The 'Clash of the Ash' has long since been mythologised in Irish culture, but this year's championship has given another clash for us to savour: colours.
GAA kits have come a long way since Dublin changed the colour of their shorts to a navy blue under advice from RTE in the early 1970s (their previous shorts were difficult to distinguish on black-and-white TVs).
That's no longer an issue, however, and technological advances mean we can see a whole tapestry of GAA kits in glorious, vibrant technicolour.
One of the great traditions of the GAA is the fact that, in the event of a clash, both teams change, and it has led to the unveiling of a few delightful changed strips thus far.
The latest example was at Croke Park yesterday, as both Galway and Wexford changed for their Leinster hurling final. We are big fans of the Wexford home strip, but the alternative strip is a very fine effort:
But Wexford were trumped on the day by Galway, and not solely on the scoreboard...
There have been plenty of other alternate kits on show this summer, too.
We aren't used to seeing Waterford play in this deep a shade of blue, but it should arguably be installed as the county's primary colours.
Their opponents on that occasion, Derry, reversed their colours, and we think we prefer this dominantly red jersey.
There are a few others that we have yet to see in the Championship thus far. Some we won't see at all, unfortunately, like this fine Longford effort (which they presumably haven't borrowed from fans).
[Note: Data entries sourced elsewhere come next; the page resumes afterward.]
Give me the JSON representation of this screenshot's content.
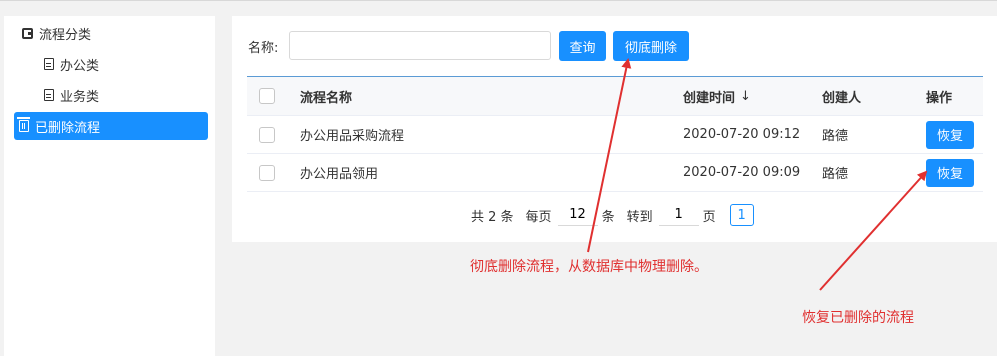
{
  "sidebar": {
    "category_label": "流程分类",
    "office_label": "办公类",
    "business_label": "业务类",
    "deleted_label": "已删除流程"
  },
  "search": {
    "label": "名称:",
    "value": "",
    "query_button": "查询",
    "purge_button": "彻底删除"
  },
  "table": {
    "headers": {
      "name": "流程名称",
      "time": "创建时间",
      "creator": "创建人",
      "operation": "操作"
    },
    "sort_glyph": "↓",
    "rows": [
      {
        "name": "办公用品采购流程",
        "time": "2020-07-20 09:12",
        "creator": "路德",
        "action": "恢复"
      },
      {
        "name": "办公用品领用",
        "time": "2020-07-20 09:09",
        "creator": "路德",
        "action": "恢复"
      }
    ]
  },
  "pager": {
    "total": "共 2 条",
    "per_page_label": "每页",
    "per_page_value": "12",
    "per_page_unit": "条",
    "goto_label": "转到",
    "goto_value": "1",
    "goto_unit": "页",
    "current_page": "1"
  },
  "annotations": {
    "purge_note": "彻底删除流程，从数据库中物理删除。",
    "restore_note": "恢复已删除的流程"
  },
  "colors": {
    "primary": "#1890ff",
    "annotation": "#e03030"
  }
}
Longford are responsible for dumping Louth out of the Championship, meaning we won't be seeing another fine reversal of colours:
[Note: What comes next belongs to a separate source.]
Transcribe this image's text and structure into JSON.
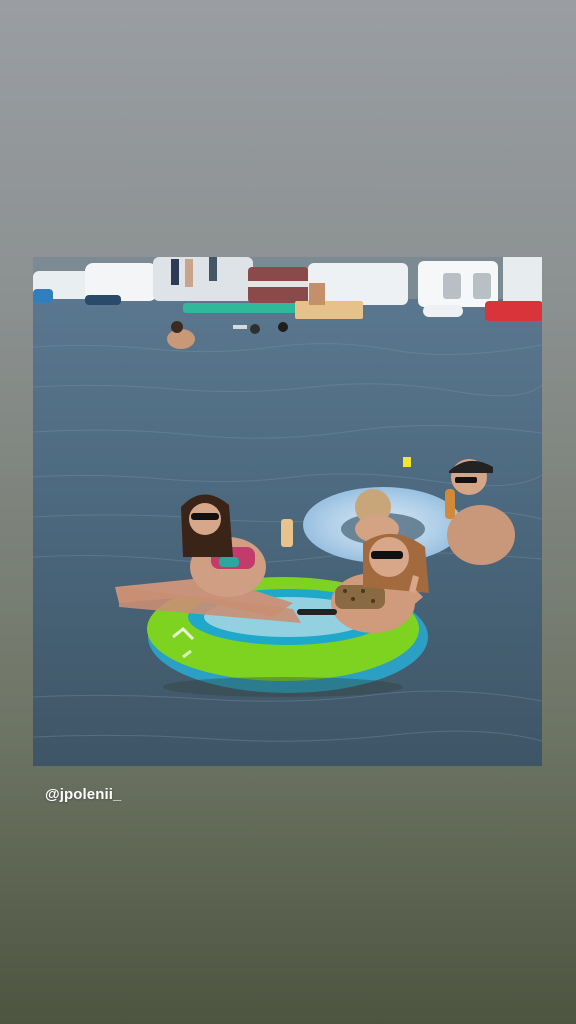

We might have compensation for missing out on Louth, mind. The changed Cork strip is pretty similar:
In fact, we think that Down's changed strip is the only one which is objectively inferior to the regular strip, leaving nostalgia and tradition aside.
The same cannot be said for Armagh.
Have we omitted any other great alternate jerseys?
Do let us know.